"With storm clouds changing the sky by patterns of various lights and darkness, 75 people gathered last September on Pine Mountain near Whitesburg, Kentucky, to pray. The ecumenical gathering called “The Cross in the Mountains” (check YouTube) prayed for a renewal of Appalachian communities on a four-acre prayer site that looked onto Black Mountain where strip mining was eating away part of Kentucky’s highest ridge.
"People of faith revert to public prayer to remind themselves about putting everyday life in the hands of God. Fishing fleets get blessed before sailing for the season’s catch, and pets with their owners come for a blessing on the feast of St. Francis. The faithful also pray publically when social, economic or environmental forces overwhelm the vulnerable. At the outbreak of war, after natural disasters, or prior to an execution they frequently gather for candlelight vigils.
"As public prayer, “The Cross in the Mountains” emphasized that every community depends on the natural habitat surrounding it, so the prayer combined gratitude for creation while it sought forgiveness for its abuse. It promoted prayer with a holistic view of community: a healthy environment for children, safety for miners, sustainable jobs for the unemployed, healthy forests, clean water and security from flooding and property damage caused by the aggressive mining practice known as mountaintop removal (MTR).
"For some time Appalachian religious leaders have sought to cast MTR in an ethical and religious context and public prayer offered an appropriate forum. The mining practice lops the tops off mountains by enormous blasts that loosen the ground above the coal seam and pushes the overburden (the loosen earth) into the valleys filling the streams and creeks. The coal is then easily, and most cheaply, scooped up by front-end loaders. The price paid by the local residents: flooding exacerbated by denuded mountains, cracked foundations from blasting and water polluted by mine drainage. The local eco-system stands utterly destroyed.
"A major religious concern stems from the powerlessness of the people and the Church’s fundamental option for the poor. Both America magazine (October 4, 2010) and Sojourners (June, 2010) have addressed MTR from an ethical perspective, citing corporate greed and cheap energy as the culprits for this assault on God’s creation and human community. More than 500 mountains and 1.2 million acres of hardwood forests (about the size of Delaware ) have fallen to MTR.
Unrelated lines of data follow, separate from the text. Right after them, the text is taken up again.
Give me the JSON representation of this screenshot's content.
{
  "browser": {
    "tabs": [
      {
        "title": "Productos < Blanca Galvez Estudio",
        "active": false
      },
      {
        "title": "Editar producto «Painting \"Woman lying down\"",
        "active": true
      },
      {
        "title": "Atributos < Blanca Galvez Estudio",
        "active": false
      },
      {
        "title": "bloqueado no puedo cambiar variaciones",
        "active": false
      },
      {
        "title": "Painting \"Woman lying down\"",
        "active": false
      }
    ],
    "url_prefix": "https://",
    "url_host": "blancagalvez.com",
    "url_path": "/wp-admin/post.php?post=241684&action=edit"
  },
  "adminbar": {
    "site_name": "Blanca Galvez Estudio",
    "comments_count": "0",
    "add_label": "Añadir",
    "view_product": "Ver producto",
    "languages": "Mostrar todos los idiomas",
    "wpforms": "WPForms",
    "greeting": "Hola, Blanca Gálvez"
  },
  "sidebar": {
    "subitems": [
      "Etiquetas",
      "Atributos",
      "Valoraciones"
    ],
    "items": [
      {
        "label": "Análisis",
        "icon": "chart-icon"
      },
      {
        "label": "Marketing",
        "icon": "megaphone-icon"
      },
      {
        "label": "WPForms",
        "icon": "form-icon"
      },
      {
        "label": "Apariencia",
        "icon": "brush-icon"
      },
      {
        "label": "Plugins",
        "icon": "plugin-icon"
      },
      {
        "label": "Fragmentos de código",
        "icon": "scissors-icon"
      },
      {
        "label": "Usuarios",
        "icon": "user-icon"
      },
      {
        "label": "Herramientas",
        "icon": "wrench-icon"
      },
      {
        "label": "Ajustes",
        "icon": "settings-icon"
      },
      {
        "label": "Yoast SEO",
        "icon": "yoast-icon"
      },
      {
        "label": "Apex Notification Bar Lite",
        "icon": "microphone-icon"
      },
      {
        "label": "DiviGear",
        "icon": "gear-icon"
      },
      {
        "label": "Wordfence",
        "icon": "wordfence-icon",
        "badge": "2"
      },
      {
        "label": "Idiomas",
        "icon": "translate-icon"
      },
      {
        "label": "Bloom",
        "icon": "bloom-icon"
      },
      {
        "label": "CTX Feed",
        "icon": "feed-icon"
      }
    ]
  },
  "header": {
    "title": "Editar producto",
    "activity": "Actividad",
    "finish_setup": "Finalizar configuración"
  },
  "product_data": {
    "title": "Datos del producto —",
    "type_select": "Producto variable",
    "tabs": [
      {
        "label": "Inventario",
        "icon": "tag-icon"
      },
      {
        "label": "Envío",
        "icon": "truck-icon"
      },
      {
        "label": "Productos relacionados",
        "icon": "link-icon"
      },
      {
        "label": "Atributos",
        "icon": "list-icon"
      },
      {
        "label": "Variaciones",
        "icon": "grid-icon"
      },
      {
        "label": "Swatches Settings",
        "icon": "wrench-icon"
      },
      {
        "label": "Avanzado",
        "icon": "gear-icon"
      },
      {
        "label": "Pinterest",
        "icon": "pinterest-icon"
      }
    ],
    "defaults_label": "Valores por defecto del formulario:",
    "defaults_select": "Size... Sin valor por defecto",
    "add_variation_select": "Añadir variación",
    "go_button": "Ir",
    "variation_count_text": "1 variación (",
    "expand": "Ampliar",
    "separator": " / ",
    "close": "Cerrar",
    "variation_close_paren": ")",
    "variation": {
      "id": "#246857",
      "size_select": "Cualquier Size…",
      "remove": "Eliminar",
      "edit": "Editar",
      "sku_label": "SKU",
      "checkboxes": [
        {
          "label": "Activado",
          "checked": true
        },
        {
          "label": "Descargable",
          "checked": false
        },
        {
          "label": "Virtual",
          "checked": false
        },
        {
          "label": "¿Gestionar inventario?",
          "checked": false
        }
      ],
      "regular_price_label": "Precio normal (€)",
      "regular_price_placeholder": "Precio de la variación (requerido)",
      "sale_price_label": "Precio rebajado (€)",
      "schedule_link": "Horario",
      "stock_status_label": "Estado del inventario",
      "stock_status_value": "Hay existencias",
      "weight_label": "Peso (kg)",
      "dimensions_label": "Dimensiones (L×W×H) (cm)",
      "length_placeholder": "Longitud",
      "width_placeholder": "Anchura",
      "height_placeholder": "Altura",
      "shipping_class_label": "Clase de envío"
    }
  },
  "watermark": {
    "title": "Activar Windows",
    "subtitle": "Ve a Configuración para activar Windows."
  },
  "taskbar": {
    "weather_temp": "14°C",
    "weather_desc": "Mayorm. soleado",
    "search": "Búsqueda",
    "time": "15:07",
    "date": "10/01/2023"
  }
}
"Proponents of MTR emphasize the jobs created, but mining employment has dropped 60 percent between 1979 and 2006 in Kentucky and West Virginia mainly due to more surface mining. Alternative energy jobs, conversely, have increased, and total wind-energy jobs now surpass those in coal mining.
"Public prayer calms and leads to conversion, especially for the participants. Using the Way of the Cross as a format, participants paused at each Station to reflect on a particular community issue. At the Eighth Station (“Jesus Consoles the Women of Jerusalem”) the folks recalled that “Mothers and spouses weep over the death of miners,” sparking a meditation about mine safety and corporate indifference. At the Eleventh Station (“Jesus is Nailed to the Cross”) they remembered that “Drug and alcohol addiction nail many, especially the young, to a cross for life.”
"The event had participants carrying white crosses with sins against creation written on them: “Water Pollution,” “Methane in Water Wells,” “Mud Slides and Flooding.” Slowly, reverently, the facts and figures about the region’s problems began to penetrate like a steady spring rain, and the faithful grew more aware and, with God’s help, more determined to make a difference."